[vii] Robert Thomas, The Politics of Serbia in the 1990s, New York: Columbia University Press, 1999, p. 7.
[viii] The homogenization of Serbian opinion by Slobodan Miloshevic has begun on April 24th, 1987 when he as the Chairman of the League of Communists of Serbia visited Kosovo Serbs at Kosovo Polje (at the outskirts of Prishtina) – a mythical place for the Serbs where they lost state-national independence to the Ottomans on June 28th, 1389 [Радован Самарџић, Сима М. Ћирковић, Олга Зиројевић, Радмила Тричковић, Душан Т. Батаковић, Веселин Ђуретић, Коста Чавошки, Атанасије Јевтић, Косово и Метохија у српској историји, Београд: Српска књижевна задруга, 1989, pp. 39–40]. After listening, grievances of the rallied local Serbs upon long-time discrimination and torture by ethnic Albanians he was the first Serbian official after 1945 to promise them the state’s protection, respect for their human and national rights and equal status within the multiethnic province of Kosovo. His speech at Kosovo Polje was used by TV Belgrade to start creating his charismatic personal cult which had to be proven by mass meetings (“happenings of the people”) in biggest Serbia’s towns from 1987 to 1989 culminating with one million gathered Serbs at a pan-national meeting on 600 anniversary of the Kosovo battle on June 28th, 1989 at Gazimestan. Both Serbian Orthodox Church and Milošević expressed readiness to fight, according to Miloshevic, for protection of human rights as it was done 600 years earlier when on Kosovo Polje Serbian Prince Lazar was defending Christian Europe from Muslim infidels [Slobodan Milošević, „Kosovo i sloga“, NIN, Beograd, 1989-07-02].
[ix] Jelena Guskova, Istorija jugoslovenske krize, I, Beograd: IGA“M“, 2003, p. 124.
[x] For more information, see [Vladislav B. Sotirović, Lingvistički model definisanja srpske nacije Vuka Stefanovića Karadžića i projekat Ilije Garašanina o stvaranju lingvistički određene države Srba, Vilnjus: Štamparija Univerziteta u Vilnjusu, 2006].
To make clear thing: firstly in April 1990, fascist Franjo Tudjman was elected with his fascist HDZ in Croatia and then in December communist Slobodan Milosevic with his SPS in Serbia as reaction to the electoral results in Croatia.

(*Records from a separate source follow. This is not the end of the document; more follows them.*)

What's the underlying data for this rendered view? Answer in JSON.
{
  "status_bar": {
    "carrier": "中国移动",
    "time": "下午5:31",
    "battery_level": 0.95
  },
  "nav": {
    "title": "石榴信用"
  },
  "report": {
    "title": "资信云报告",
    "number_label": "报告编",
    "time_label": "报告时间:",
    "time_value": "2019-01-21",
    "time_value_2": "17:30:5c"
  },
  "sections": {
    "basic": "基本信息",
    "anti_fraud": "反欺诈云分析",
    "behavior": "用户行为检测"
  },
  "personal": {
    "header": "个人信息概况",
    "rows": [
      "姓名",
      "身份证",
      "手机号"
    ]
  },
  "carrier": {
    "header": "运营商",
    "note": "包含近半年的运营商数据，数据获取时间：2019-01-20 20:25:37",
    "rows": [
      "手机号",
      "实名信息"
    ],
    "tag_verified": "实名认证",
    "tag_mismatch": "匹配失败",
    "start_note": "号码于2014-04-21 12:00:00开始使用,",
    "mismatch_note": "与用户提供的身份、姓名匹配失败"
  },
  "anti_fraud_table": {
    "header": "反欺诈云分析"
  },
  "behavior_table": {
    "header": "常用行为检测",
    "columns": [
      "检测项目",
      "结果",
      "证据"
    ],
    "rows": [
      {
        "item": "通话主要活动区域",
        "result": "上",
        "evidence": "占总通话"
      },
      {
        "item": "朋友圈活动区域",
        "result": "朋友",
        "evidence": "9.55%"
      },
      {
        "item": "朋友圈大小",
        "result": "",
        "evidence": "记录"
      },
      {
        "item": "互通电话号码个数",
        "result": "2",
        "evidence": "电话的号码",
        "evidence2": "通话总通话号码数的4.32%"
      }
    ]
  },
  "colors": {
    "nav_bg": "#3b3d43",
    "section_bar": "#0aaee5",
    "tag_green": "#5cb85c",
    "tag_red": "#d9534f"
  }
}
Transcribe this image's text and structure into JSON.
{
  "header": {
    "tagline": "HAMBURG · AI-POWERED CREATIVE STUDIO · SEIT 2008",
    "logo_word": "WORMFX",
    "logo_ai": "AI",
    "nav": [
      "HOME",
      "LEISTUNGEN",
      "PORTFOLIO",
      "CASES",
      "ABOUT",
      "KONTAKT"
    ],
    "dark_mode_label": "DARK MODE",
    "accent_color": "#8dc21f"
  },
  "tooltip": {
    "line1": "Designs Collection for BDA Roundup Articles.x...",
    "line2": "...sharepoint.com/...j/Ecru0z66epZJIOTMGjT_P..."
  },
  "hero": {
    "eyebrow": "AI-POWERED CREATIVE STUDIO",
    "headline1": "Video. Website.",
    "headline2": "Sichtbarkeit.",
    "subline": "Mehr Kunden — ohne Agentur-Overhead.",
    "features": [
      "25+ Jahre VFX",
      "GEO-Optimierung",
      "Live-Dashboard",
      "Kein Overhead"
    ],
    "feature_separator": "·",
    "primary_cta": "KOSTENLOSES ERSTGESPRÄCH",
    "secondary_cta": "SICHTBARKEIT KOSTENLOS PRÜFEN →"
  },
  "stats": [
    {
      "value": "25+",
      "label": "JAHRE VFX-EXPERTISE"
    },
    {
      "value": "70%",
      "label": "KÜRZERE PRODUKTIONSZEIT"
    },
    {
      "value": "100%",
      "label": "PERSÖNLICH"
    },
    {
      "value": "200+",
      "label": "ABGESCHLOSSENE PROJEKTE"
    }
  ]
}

You are right indeed. Plus, Alija Izetbegovic with his SDA after Bosnian elections formed the Government what, as well as, had direct impact on Serbian electorate to support Miloshevich